When you run into tire problems one of the first and most frustrating things that could happen is the lug nut(s) being stripped, making it much harder to remove them.
Well, you are in luck because in today’s article we will be walking you through three ways to remove a stripped lug nut and help your car get back on the road again as soon as possible.
How To Remove A Stripped Lug Nut
Not only will we discuss three great methods to use, but we will also discuss the tools that you will need in order to perform the process. After reading this article, you will be a pro on removing stripped lug nuts.
1. Breaker Bar, Socket, and Pipe
The name here really gives away the tools that you will need, so we will spend more time discussing the process that you will need for this method.
Although one thing that is important to note here is that a stripped lug nut will most likely be difficult or hard to move when using the original size socket wrench.
Therefore it is beneficial to use a slightly smaller sized socket in order to grab a tight grip on the lug nut. You can also use a hammer to tap the socket in and get it on tight.
Next, use the breaker bar to try and remove the nut. You can use a little force to try and remove the nut, however, it is important to recognize when more force is harmful rather than helpful. Do not continue to use for if it isn’t bulging!
So in the case that the lug nut isn’t moving, you can add the pipe for better leverage, but be careful because you could end up breaking the bar instead.
2. Powerful Impact Wrench
Another way to approach this problem is by using an impact wrench which gives you the extra power of a machine to get the nut loose rather than by brute force.
The wrench will use blows of energy to deliver the power necessary to loosen the nut for you. You should still use the same rule of thumb as above for selecting the socket, but either way, the wrench should do a better job of getting the lug nut loose.
This is the middle ground between the three methods and most likely the easiest of the three options as well. We went from a manual method to using a power impact tool, so up next we have a drill.
Yes, a drill runs by power rather than by hand, but you are still getting hands-on with this method by basically creating a new screw in the lug nut.
You start with the smaller drill bits and work your way up. The idea is to drill away as much of the lug nut threads as possible without damaging the alloy wheel. Be sure you start drilling the hole at the center of the lug nut.

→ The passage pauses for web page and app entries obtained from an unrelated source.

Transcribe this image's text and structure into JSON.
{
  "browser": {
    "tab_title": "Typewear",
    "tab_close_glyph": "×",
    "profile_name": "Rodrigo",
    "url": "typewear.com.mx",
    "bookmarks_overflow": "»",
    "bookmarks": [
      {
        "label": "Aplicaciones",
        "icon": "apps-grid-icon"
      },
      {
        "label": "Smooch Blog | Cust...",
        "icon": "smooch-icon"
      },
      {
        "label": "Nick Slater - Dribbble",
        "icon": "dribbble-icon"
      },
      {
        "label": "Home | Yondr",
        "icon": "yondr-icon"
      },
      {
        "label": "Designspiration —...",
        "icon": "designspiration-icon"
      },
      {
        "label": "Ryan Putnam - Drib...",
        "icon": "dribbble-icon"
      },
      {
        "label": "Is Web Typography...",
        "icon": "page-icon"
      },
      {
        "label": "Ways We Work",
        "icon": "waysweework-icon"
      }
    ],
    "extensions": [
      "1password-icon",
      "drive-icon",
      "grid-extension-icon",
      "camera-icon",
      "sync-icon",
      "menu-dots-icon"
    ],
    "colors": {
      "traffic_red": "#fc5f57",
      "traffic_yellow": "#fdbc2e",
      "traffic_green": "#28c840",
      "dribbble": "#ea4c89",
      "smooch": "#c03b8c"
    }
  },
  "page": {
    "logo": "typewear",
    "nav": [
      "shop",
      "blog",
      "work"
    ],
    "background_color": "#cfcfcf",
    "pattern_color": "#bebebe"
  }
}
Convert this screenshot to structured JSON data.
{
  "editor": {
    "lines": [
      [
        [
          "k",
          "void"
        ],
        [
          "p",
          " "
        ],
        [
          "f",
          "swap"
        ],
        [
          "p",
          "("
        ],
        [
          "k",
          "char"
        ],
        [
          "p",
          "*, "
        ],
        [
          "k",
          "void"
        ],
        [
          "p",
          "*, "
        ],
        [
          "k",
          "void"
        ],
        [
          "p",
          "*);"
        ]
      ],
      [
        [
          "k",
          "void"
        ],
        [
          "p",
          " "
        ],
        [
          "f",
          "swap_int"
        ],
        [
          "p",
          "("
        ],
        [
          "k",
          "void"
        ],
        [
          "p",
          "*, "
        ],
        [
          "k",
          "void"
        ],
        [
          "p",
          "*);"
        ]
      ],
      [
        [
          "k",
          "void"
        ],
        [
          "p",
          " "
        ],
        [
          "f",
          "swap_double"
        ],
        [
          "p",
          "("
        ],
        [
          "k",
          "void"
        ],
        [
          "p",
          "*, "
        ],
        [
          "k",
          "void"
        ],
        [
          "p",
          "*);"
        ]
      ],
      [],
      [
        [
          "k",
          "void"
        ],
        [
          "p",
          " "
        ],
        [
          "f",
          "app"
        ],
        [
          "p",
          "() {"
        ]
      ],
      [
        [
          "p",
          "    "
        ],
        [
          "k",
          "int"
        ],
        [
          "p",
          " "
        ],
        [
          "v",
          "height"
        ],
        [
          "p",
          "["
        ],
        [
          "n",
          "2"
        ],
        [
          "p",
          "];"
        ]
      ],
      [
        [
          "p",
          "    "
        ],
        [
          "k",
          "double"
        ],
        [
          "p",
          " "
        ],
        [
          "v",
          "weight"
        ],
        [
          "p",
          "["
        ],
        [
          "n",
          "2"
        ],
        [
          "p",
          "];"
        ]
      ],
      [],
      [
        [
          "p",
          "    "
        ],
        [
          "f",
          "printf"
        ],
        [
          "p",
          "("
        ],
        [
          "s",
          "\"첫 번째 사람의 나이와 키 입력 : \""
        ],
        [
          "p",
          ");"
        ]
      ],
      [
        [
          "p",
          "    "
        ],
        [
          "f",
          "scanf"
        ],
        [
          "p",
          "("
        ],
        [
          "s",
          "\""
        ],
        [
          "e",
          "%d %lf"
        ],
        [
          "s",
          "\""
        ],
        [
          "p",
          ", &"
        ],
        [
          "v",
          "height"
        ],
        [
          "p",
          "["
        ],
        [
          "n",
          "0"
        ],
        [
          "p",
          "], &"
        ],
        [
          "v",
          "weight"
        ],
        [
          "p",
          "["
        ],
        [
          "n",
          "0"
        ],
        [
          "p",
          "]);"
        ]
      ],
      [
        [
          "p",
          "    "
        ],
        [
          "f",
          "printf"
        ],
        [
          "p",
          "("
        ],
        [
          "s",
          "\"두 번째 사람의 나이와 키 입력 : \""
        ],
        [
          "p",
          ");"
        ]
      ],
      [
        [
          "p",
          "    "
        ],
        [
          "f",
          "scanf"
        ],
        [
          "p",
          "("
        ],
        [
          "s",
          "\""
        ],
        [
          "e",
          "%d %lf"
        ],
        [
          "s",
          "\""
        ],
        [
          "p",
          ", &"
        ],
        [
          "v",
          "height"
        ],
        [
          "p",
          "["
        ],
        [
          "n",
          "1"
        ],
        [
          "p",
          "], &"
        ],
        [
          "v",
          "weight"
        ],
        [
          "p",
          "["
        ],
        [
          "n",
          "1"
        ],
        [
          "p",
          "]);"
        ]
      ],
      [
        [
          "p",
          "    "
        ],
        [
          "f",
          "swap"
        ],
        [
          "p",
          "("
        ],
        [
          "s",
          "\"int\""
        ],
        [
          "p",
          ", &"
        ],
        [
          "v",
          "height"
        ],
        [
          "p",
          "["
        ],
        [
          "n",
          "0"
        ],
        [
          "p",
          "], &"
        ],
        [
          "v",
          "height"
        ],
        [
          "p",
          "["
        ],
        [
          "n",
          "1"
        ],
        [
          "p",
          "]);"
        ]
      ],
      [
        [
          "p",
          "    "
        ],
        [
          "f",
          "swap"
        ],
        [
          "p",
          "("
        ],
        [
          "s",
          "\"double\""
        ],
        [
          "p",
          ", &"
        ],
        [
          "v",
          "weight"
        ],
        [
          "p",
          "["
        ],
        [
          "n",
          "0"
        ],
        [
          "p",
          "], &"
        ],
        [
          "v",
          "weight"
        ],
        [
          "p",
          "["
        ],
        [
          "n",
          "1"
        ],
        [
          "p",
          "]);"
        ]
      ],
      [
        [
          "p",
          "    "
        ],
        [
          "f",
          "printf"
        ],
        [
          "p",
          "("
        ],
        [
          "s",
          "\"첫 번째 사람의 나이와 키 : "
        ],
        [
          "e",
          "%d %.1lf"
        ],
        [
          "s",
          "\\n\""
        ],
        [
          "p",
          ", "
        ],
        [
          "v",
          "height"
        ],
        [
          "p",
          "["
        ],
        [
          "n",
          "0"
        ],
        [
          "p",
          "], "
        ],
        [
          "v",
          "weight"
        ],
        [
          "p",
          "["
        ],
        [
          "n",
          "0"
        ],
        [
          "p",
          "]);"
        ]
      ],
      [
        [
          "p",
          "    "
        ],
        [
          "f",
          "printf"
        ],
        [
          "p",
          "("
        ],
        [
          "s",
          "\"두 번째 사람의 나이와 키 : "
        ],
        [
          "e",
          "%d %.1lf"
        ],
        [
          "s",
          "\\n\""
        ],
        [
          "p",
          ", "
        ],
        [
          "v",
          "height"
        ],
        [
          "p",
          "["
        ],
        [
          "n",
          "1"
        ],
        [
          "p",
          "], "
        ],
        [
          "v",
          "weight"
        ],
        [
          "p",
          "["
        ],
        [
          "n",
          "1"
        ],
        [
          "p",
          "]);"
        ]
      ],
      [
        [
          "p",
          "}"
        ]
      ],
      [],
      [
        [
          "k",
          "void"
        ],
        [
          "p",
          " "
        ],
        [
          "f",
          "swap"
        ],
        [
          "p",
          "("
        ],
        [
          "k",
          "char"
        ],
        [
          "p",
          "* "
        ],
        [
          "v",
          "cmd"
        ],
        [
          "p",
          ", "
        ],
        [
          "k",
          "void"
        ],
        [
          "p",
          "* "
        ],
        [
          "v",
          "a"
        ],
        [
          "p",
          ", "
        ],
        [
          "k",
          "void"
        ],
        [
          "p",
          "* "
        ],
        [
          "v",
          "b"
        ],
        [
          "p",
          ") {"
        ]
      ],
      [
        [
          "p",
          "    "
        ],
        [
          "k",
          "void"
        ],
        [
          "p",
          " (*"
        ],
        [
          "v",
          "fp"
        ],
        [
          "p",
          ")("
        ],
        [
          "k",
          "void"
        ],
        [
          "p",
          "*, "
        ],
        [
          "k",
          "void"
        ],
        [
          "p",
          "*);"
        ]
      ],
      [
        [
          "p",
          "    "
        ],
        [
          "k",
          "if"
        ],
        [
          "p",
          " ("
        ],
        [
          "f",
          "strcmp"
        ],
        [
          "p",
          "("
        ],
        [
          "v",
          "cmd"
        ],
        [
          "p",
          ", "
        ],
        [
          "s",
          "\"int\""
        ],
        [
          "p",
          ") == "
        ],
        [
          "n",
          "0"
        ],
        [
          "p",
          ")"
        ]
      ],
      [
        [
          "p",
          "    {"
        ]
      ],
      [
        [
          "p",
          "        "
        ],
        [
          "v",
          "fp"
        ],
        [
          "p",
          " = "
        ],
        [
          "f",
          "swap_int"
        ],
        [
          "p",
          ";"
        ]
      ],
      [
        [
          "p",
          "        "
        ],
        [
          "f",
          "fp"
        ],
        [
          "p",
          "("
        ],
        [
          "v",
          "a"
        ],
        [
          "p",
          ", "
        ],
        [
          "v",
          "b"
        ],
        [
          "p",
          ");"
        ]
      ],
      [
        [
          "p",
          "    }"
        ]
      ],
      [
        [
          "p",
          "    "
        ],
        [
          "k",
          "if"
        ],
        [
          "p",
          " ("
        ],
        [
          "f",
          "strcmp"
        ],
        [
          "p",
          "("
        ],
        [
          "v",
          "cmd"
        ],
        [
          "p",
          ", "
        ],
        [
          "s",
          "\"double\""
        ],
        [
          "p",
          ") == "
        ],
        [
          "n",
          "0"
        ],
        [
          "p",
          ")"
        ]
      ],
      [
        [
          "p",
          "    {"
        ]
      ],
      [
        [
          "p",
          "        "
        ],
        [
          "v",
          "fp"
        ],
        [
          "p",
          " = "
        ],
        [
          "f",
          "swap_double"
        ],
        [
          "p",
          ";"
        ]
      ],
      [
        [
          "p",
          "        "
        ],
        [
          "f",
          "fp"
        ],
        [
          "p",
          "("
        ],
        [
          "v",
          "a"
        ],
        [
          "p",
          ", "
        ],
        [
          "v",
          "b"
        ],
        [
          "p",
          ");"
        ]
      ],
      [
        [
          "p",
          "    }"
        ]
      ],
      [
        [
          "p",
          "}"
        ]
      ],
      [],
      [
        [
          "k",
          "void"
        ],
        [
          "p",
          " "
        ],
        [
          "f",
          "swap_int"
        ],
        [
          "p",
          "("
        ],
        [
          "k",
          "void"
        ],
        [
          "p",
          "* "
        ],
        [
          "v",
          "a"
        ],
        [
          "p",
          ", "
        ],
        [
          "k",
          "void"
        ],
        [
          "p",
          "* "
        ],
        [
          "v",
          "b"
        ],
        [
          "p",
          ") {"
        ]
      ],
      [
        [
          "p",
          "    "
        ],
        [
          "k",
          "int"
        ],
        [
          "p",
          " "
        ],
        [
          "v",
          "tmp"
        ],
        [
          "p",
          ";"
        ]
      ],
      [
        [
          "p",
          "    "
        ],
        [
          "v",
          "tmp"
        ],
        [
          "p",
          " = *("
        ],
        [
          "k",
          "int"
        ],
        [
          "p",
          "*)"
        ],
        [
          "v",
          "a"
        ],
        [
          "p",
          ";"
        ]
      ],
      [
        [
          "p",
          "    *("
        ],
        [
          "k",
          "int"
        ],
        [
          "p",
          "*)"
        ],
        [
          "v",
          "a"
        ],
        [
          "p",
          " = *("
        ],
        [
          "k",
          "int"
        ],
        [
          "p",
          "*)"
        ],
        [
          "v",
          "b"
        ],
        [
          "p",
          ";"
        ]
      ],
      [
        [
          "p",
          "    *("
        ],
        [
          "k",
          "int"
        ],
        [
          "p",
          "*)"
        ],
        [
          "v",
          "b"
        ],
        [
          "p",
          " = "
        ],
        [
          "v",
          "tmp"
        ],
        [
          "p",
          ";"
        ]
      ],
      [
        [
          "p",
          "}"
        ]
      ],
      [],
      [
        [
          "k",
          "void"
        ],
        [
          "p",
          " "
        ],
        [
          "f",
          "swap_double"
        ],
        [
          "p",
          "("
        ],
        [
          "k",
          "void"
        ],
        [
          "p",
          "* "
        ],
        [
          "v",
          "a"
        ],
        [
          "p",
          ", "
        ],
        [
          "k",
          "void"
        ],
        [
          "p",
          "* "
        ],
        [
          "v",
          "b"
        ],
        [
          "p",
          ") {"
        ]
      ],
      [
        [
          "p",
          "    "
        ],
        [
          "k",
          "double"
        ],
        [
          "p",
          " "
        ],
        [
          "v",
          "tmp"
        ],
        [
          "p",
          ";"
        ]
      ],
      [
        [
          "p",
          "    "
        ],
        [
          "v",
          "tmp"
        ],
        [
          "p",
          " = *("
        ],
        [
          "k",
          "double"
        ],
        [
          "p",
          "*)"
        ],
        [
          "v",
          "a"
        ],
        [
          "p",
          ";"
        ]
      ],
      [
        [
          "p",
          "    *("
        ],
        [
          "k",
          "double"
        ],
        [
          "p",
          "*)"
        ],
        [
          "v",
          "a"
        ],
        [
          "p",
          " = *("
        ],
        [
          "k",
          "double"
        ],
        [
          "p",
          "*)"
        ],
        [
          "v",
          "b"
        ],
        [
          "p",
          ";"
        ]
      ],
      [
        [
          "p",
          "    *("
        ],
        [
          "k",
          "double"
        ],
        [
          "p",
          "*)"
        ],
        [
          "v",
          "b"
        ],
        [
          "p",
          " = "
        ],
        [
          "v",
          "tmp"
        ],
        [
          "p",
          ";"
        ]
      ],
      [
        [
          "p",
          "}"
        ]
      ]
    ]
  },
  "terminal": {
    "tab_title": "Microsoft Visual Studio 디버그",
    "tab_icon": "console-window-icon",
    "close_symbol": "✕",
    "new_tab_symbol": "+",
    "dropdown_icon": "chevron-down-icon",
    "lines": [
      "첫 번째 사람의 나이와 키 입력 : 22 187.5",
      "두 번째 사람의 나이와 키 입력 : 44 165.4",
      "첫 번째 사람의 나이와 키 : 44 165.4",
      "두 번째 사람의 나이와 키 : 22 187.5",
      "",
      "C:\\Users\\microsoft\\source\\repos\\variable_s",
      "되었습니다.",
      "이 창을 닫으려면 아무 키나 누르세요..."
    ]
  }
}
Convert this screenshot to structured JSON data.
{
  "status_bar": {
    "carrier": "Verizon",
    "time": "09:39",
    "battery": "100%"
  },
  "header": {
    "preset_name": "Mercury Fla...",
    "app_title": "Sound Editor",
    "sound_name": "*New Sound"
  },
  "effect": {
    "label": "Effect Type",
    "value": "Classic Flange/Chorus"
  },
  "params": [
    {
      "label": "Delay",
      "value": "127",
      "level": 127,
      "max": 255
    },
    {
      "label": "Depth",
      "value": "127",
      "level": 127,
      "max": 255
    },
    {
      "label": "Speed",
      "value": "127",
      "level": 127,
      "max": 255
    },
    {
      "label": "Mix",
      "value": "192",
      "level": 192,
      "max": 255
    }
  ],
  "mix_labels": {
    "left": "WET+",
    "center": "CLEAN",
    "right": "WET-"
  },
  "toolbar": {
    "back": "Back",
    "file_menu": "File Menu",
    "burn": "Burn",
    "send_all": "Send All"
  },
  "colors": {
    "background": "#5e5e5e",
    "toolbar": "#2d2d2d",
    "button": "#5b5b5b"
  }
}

This method may likely damage the lug nut and wheel stud, however, they’re very cheap to replace. Exercise extreme caution with this method and use it only as a last resort. DO NOT attempt if you have no experience!
It will be a long process, and you should have oil nearby to help keep the drill bit cool. You may even get to the point where you drill through the lug nut and from there the tire can slide out.
Either way, you need to be careful with this method especially, and when removing a stripped lug nut in general of course.